# WHAT YOU ARE ASKED TO DO
Determine the number of lines below that contain "texture". Write nothing but that number.

Data records
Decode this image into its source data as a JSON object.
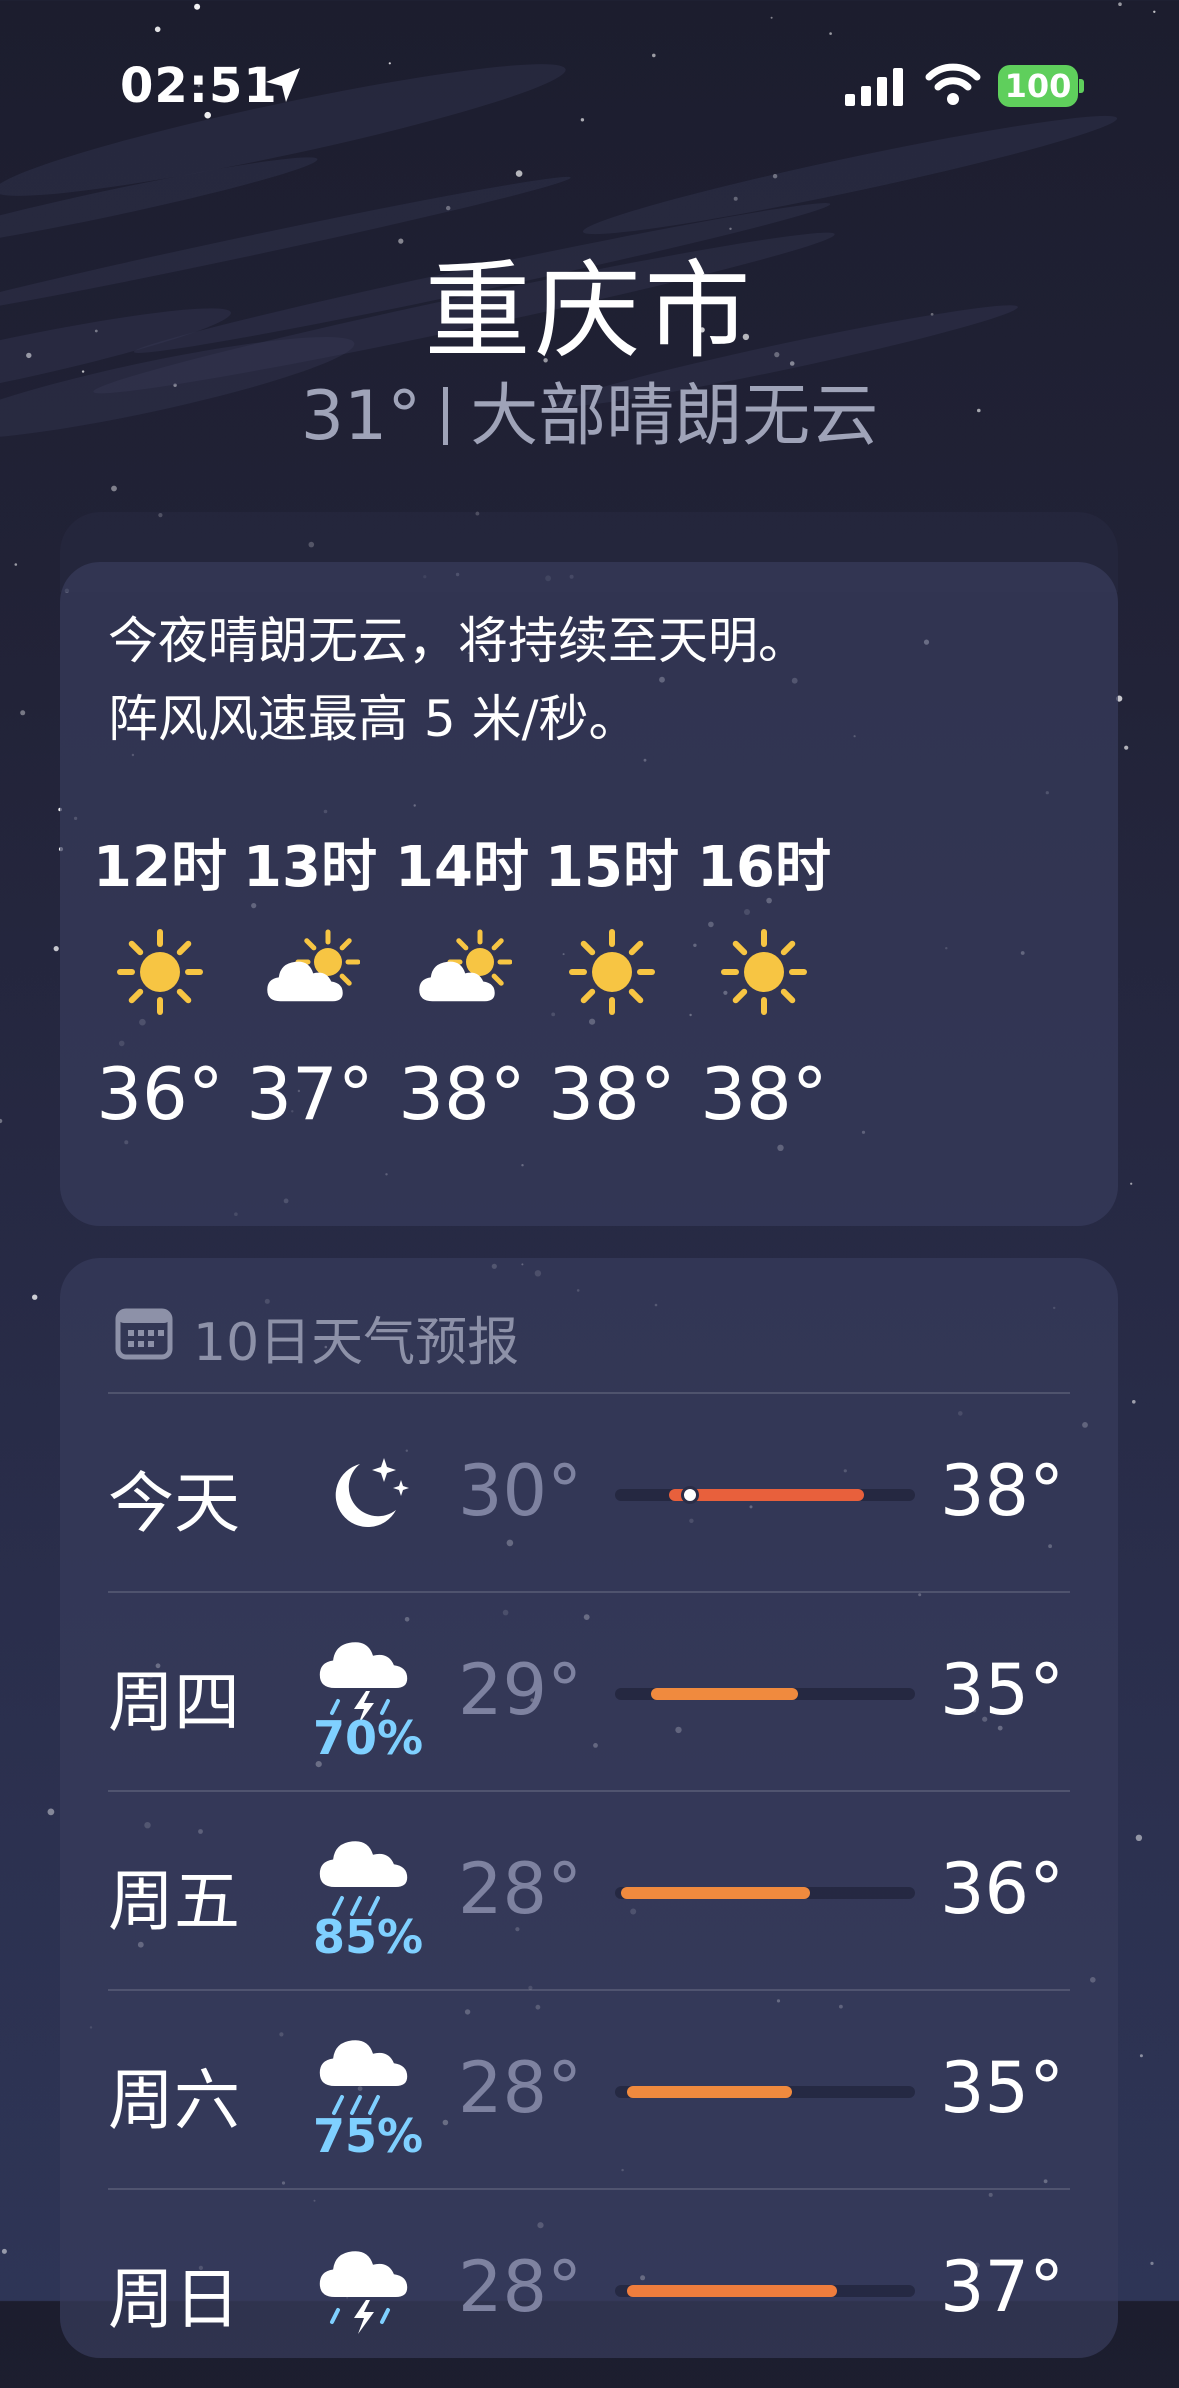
{
  "status_bar": {
    "time": "02:51",
    "battery": "100",
    "icons": [
      "location-arrow-icon",
      "cellular-signal-icon",
      "wifi-icon",
      "battery-icon"
    ]
  },
  "location": {
    "city": "重庆市",
    "current_temp": "31°",
    "condition": "大部晴朗无云"
  },
  "hourly": {
    "summary_line1": "今夜晴朗无云，将持续至天明。",
    "summary_line2": "阵风风速最高 5 米/秒。",
    "hours": [
      {
        "label": "12时",
        "icon": "sun",
        "temp": "36°"
      },
      {
        "label": "13时",
        "icon": "partly-cloudy",
        "temp": "37°"
      },
      {
        "label": "14时",
        "icon": "partly-cloudy",
        "temp": "38°"
      },
      {
        "label": "15时",
        "icon": "sun",
        "temp": "38°"
      },
      {
        "label": "16时",
        "icon": "sun",
        "temp": "38°"
      }
    ]
  },
  "forecast": {
    "title": "10日天气预报",
    "days": [
      {
        "day": "今天",
        "icon": "moon-stars",
        "precip": "",
        "low": "30°",
        "high": "38°",
        "bar_start": 0.18,
        "bar_end": 0.83,
        "current": 0.25,
        "bar_color": "#e8603c"
      },
      {
        "day": "周四",
        "icon": "thunderstorm",
        "precip": "70%",
        "low": "29°",
        "high": "35°",
        "bar_start": 0.12,
        "bar_end": 0.61,
        "current": null,
        "bar_color": "#f08a3e"
      },
      {
        "day": "周五",
        "icon": "rain",
        "precip": "85%",
        "low": "28°",
        "high": "36°",
        "bar_start": 0.02,
        "bar_end": 0.65,
        "current": null,
        "bar_color": "#f08a3e"
      },
      {
        "day": "周六",
        "icon": "rain",
        "precip": "75%",
        "low": "28°",
        "high": "35°",
        "bar_start": 0.04,
        "bar_end": 0.59,
        "current": null,
        "bar_color": "#f08a3e"
      },
      {
        "day": "周日",
        "icon": "thunderstorm",
        "precip": "",
        "low": "28°",
        "high": "37°",
        "bar_start": 0.04,
        "bar_end": 0.74,
        "current": null,
        "bar_color": "#ef7d3d"
      }
    ]
  }
}
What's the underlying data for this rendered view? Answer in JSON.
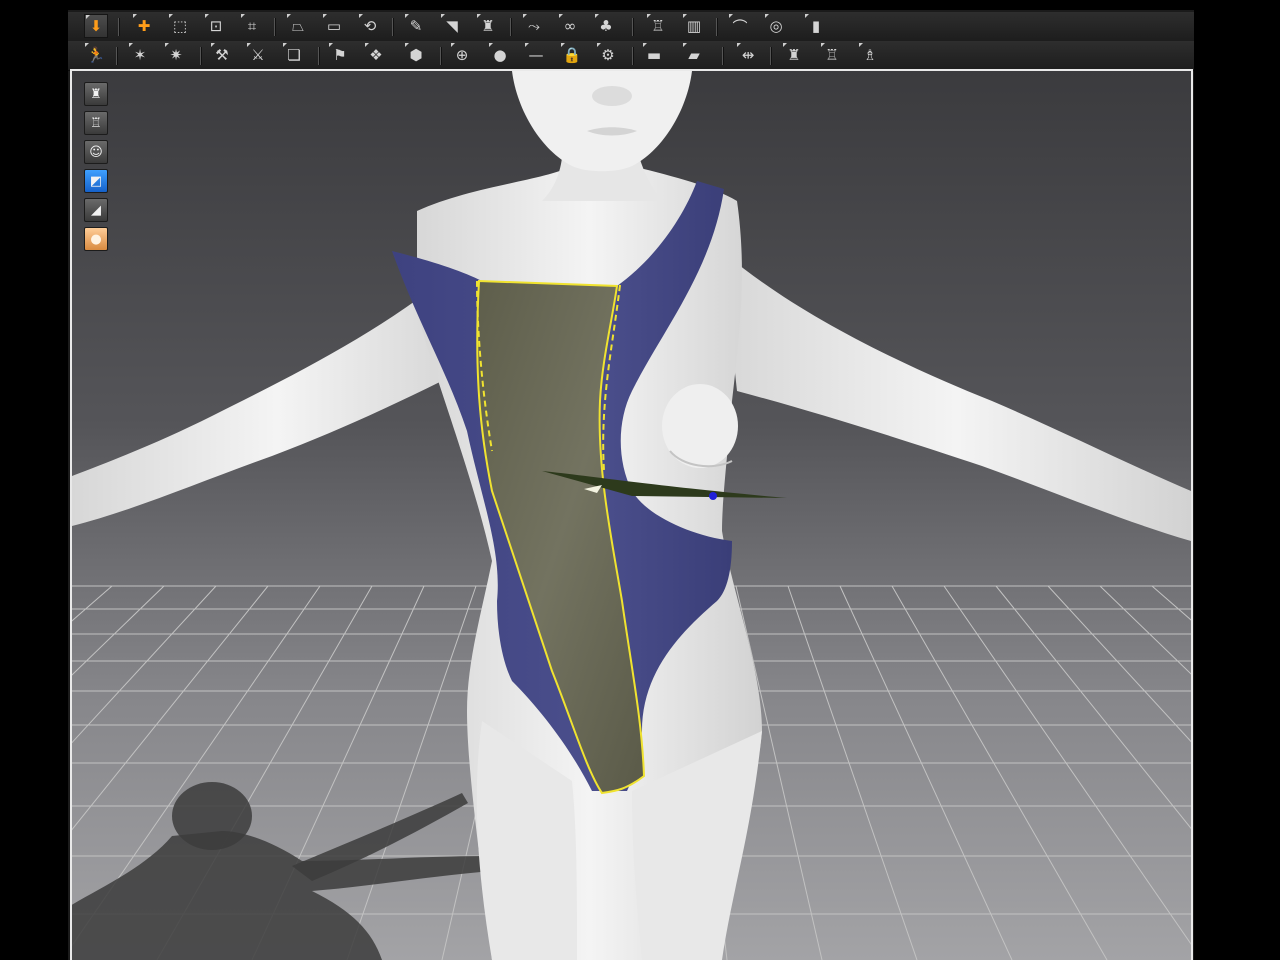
{
  "toolbar_row_1": {
    "tools": [
      {
        "name": "simulate-button",
        "icon": "arrow-down-icon",
        "glyph": "⬇",
        "accent": true,
        "active": true
      },
      {
        "name": "transform-pattern-button",
        "icon": "move-plus-icon",
        "glyph": "✚",
        "accent": true
      },
      {
        "name": "transform-select-button",
        "icon": "dashed-square-icon",
        "glyph": "⬚"
      },
      {
        "name": "edit-points-button",
        "icon": "point-edit-icon",
        "glyph": "⊡"
      },
      {
        "name": "edit-curve-button",
        "icon": "curve-edit-icon",
        "glyph": "⌗"
      },
      {
        "name": "polygon-tool-button",
        "icon": "polygon-icon",
        "glyph": "⏢"
      },
      {
        "name": "rectangle-tool-button",
        "icon": "rectangle-icon",
        "glyph": "▭"
      },
      {
        "name": "circle-tool-button",
        "icon": "circle-icon",
        "glyph": "⟲"
      },
      {
        "name": "internal-line-button",
        "icon": "pen-icon",
        "glyph": "✎"
      },
      {
        "name": "dart-tool-button",
        "icon": "dart-icon",
        "glyph": "◥"
      },
      {
        "name": "trace-tool-button",
        "icon": "garment-icon",
        "glyph": "♜"
      },
      {
        "name": "segment-sewing-button",
        "icon": "sewing-segment-icon",
        "glyph": "⤳"
      },
      {
        "name": "free-sewing-button",
        "icon": "sewing-free-icon",
        "glyph": "∞"
      },
      {
        "name": "check-sewing-button",
        "icon": "sewing-check-icon",
        "glyph": "♣"
      },
      {
        "name": "fold-arrangement-button",
        "icon": "shirt-fold-icon",
        "glyph": "♖"
      },
      {
        "name": "tack-button",
        "icon": "tack-icon",
        "glyph": "▥"
      },
      {
        "name": "measure-button",
        "icon": "tape-icon",
        "glyph": "⌒"
      },
      {
        "name": "circumference-button",
        "icon": "ring-icon",
        "glyph": "◎"
      },
      {
        "name": "ruler-button",
        "icon": "ruler-icon",
        "glyph": "▮"
      }
    ]
  },
  "toolbar_row_2": {
    "tools": [
      {
        "name": "avatar-pose-button",
        "icon": "running-figure-icon",
        "glyph": "🏃"
      },
      {
        "name": "pin-button",
        "icon": "pin-icon",
        "glyph": "✶"
      },
      {
        "name": "pin-box-button",
        "icon": "pin-box-icon",
        "glyph": "✷"
      },
      {
        "name": "strengthen-button",
        "icon": "strengthen-icon",
        "glyph": "⚒"
      },
      {
        "name": "shrink-button",
        "icon": "shrink-icon",
        "glyph": "⚔"
      },
      {
        "name": "edit-texture-button",
        "icon": "texture-icon",
        "glyph": "❏"
      },
      {
        "name": "graphic-button",
        "icon": "graphic-icon",
        "glyph": "⚑"
      },
      {
        "name": "puckering-button",
        "icon": "pucker-icon",
        "glyph": "❖"
      },
      {
        "name": "topstitch-button",
        "icon": "stitch-icon",
        "glyph": "⬢"
      },
      {
        "name": "button-tool-button",
        "icon": "button-icon",
        "glyph": "⊕"
      },
      {
        "name": "buttonhole-button",
        "icon": "buttonhole-icon",
        "glyph": "●"
      },
      {
        "name": "fasten-button",
        "icon": "fasten-icon",
        "glyph": "—"
      },
      {
        "name": "zipper-lock-button",
        "icon": "lock-icon",
        "glyph": "🔒"
      },
      {
        "name": "zipper-button",
        "icon": "zipper-icon",
        "glyph": "⚙"
      },
      {
        "name": "bind-button",
        "icon": "flag-icon",
        "glyph": "▬"
      },
      {
        "name": "tape-button",
        "icon": "tape-strip-icon",
        "glyph": "▰"
      },
      {
        "name": "align-button",
        "icon": "align-icon",
        "glyph": "⇹"
      },
      {
        "name": "fold-button",
        "icon": "shirt-icon",
        "glyph": "♜"
      },
      {
        "name": "layer-button",
        "icon": "layer-shirt-icon",
        "glyph": "♖"
      },
      {
        "name": "skin-offset-button",
        "icon": "shirt-wide-icon",
        "glyph": "♗"
      }
    ]
  },
  "side_toolbar": [
    {
      "name": "show-garment-button",
      "icon": "tshirt-icon",
      "glyph": "♜",
      "style": "grey"
    },
    {
      "name": "show-garment-wire-button",
      "icon": "tshirt-outline-icon",
      "glyph": "♖",
      "style": "grey"
    },
    {
      "name": "show-avatar-button",
      "icon": "avatar-bust-icon",
      "glyph": "☺",
      "style": "grey"
    },
    {
      "name": "show-texture-button",
      "icon": "blue-texture-icon",
      "glyph": "◩",
      "style": "blue"
    },
    {
      "name": "show-mesh-button",
      "icon": "mesh-icon",
      "glyph": "◢",
      "style": "grey"
    },
    {
      "name": "avatar-display-button",
      "icon": "skin-avatar-icon",
      "glyph": "●",
      "style": "skin"
    }
  ],
  "scene": {
    "colors": {
      "skin": "#ececec",
      "garment_blue": "#474b87",
      "panel_olive": "#6a6a55",
      "selection_yellow": "#f0e330",
      "grid_line": "#c2c2c2",
      "shadow": "#3c3c3c",
      "gizmo_point": "#2020d8"
    }
  }
}
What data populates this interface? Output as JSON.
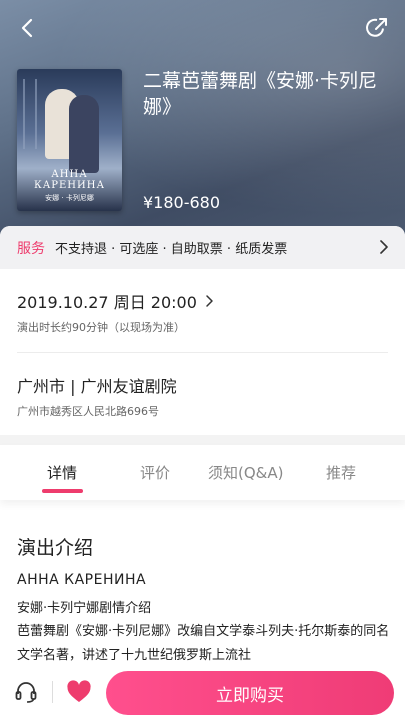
{
  "header": {
    "back_icon": "chevron-left-icon",
    "share_icon": "share-icon"
  },
  "show": {
    "title": "二幕芭蕾舞剧《安娜·卡列尼娜》",
    "price": "¥180-680",
    "poster": {
      "title_line1": "АННА",
      "title_line2": "КАРЕНИНА",
      "subtitle": "安娜 · 卡列尼娜"
    }
  },
  "service": {
    "label": "服务",
    "text": "不支持退 · 可选座 · 自助取票 · 纸质发票"
  },
  "schedule": {
    "datetime": "2019.10.27 周日 20:00",
    "duration": "演出时长约90分钟（以现场为准）"
  },
  "venue": {
    "name": "广州市 | 广州友谊剧院",
    "address": "广州市越秀区人民北路696号"
  },
  "tabs": [
    {
      "label": "详情"
    },
    {
      "label": "评价"
    },
    {
      "label": "须知(Q&A)"
    },
    {
      "label": "推荐"
    }
  ],
  "details": {
    "section_title": "演出介绍",
    "line1": "АННА КАРЕНИНА",
    "line2": "安娜·卡列宁娜剧情介绍",
    "line3": "芭蕾舞剧《安娜·卡列尼娜》改编自文学泰斗列夫·托尔斯泰的同名文学名著，讲述了十九世纪俄罗斯上流社"
  },
  "bottom_bar": {
    "buy_label": "立即购买",
    "customer_service_icon": "headset-icon",
    "favorite_icon": "heart-icon"
  },
  "colors": {
    "accent": "#ee3c6d",
    "buy_button": "#f2467f"
  }
}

# WRITTEN REPLY
4